History and General Subjects

Published by Calkins Creek, with illustrations by Karen Dugan

Imagine a U.S. president on a camping trip.  It seems unlikely today, but in May 1903 President Theodore Roosevelt dismissed his Secret Service men and sent away reporters and dignitaries to go camping with John Muir, the world-famous naturalist.  During three glorious nights and four days in California's Yosemite National Park, the two men talked about birds, giant sequoia trees, glaciers, as well as the importance of preserving wilderness for future generations. 
  • Winner of 2010 National Outdoor Book Award
  • 2009 Smithsonian Notable Book
  • 2011 California Reading Association Eureka! Honor Award
  • "Wadsworth's research is sound, her writing spritely, and her information interesting." KIRKUS REVIEWS
Published by Millbrook Press, with illustrations by Craig Orback

Seventeen-year-old Moses was ready for an adventure.  In 1844, he joined a wagon train traveling from Iowa to California.  But as winter approached, the wagon train ran into trouble.  Oxen started dying and supplies were running low.  Some people went ahead for help.  Moses stayed behind with the belongings.  Can he find a way to survive on his own in the mountains during the long, cold winter? (Ages 7 and up)
  • "Told with concrete details that bring the experience to life and illustrated with dramatic narrative paintings, this book puts a human face on the sometimes-anonymous image of the pioneer and tells a tale of courage in the face of possible death from starvation or exposure."  BOOKLIST
WORDS WEST: Voices of Young Pioneers
Published by Clarion Books, illustrated with archival photos

Between 1830 and 1870, tens of thousands of pioneers hit the trail in covered wagons, leaving behind everything they had ever known and heading for an unknown future in the American West.  Many of these pioneers were children and young people.  Here are the moving stories of these young pioneers, told in their own words through letters home, diaries, and memoirs.  Their writings provide a window into what life on the trail was truly like. (Ages 10 and up)
  • Winner of 2004 Spur Award for Best Juvenile Nonfiction Book. WESTERN WRITERS OF AMERICA
  • Winner of 2005 Young Reader Award. COLONIAL DAMES OF AMERICA
  • 2004 Nonfiction Honor List. VOICES OF YOUTH ADVOCATES (VOYA)
  • " . . . a terrific account of the opening of the American West as recorded in the diaries and recollections of mostly teenage pioneers." NEW YORK TIMES BOOK REVIEW
  • " . . . a significant achievement in non-fiction for young adults." ALAN REVIEW (National Council of Teachers of English)

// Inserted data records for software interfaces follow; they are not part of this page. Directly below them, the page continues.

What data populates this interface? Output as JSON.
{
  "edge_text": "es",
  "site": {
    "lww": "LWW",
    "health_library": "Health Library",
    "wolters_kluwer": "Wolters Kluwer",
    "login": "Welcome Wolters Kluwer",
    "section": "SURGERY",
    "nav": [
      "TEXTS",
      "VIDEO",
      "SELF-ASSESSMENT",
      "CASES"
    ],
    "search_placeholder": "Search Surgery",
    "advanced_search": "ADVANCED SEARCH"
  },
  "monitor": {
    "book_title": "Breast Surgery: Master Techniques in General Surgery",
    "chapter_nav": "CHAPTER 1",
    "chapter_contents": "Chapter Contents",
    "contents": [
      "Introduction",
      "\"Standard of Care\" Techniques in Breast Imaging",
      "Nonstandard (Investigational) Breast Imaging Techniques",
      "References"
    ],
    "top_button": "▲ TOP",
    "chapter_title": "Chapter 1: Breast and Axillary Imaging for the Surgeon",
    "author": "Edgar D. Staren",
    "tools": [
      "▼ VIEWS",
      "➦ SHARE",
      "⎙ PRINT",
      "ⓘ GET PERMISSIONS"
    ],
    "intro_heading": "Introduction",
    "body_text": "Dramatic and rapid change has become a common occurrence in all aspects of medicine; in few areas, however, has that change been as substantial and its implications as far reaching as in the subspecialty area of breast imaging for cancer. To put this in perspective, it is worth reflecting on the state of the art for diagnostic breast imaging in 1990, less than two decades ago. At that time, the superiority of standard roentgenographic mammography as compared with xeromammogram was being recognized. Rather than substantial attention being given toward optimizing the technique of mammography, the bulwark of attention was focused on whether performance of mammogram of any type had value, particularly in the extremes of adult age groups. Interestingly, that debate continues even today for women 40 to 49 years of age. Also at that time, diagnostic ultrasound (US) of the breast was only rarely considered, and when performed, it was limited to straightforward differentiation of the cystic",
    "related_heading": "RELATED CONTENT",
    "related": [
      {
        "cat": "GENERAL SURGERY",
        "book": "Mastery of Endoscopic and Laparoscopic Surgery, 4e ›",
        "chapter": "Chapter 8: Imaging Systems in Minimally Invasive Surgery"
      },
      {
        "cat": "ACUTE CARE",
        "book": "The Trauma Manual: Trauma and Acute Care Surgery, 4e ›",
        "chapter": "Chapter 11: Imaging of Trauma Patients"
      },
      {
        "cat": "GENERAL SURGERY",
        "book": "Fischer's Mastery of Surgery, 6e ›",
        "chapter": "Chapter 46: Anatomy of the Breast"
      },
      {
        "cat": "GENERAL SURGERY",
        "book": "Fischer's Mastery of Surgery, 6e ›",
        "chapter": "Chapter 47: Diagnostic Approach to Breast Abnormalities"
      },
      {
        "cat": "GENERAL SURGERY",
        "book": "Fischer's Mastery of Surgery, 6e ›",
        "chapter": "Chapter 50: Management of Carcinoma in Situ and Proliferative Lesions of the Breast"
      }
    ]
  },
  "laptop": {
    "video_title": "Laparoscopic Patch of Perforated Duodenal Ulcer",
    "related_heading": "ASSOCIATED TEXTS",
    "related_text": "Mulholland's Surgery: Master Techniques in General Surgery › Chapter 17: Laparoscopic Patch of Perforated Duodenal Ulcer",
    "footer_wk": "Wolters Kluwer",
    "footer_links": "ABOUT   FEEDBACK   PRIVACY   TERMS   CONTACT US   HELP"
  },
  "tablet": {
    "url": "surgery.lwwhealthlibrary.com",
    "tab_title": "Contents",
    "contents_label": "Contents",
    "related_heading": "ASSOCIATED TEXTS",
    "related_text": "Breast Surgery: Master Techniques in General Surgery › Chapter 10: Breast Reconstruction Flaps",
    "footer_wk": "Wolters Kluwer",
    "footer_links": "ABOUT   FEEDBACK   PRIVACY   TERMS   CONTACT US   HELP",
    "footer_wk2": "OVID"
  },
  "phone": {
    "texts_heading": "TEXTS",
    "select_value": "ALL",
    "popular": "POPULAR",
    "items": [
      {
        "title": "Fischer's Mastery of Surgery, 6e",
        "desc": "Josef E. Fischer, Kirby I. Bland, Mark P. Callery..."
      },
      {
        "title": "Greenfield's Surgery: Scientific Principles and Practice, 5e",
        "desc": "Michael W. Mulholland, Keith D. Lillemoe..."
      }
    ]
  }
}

Published by Albert Whitman & Co., with illustrations by James Watling

When Marion Russell was an elderly lady, she wrote her memoirs describing her many trips along the Santa Fe Trail. This book, in Marion’s own voice, is about her first journey in 1852 when she was seven years old. James Watling’s illustrations capture Marion’s love of wagon train life and her family’s experiences during the trip. (Ages 8 and up)
  • A NCSS/CBC Notable Children’s Trade Book
  • "The flowing text is complemented by evocative paintings of placid buffalo, the wagon train in a storm and the bustle of Santa Fe." SCHOOL LIBRARY JOURNAL
Published by Boyds Mills Press, with illustrations by Maxie Chambliss

Daddy’s birthday is almost here, and Rachel has a very special present—but it’s a secret! She whispers her secret to the rooster, the roly-poly bug, her pet rabbit Fluffy, her baby brother Andrew, and all her closest acquaintances. You are kept in suspense until the end. Artist Maxie Chambliss keeps Rachel’s secret, too. Facing each full page of art, sequential boxes show all the recipients of Rachel’s secret. This story reflects all the joy of birthdays and gift giving. (Ages 3 and up)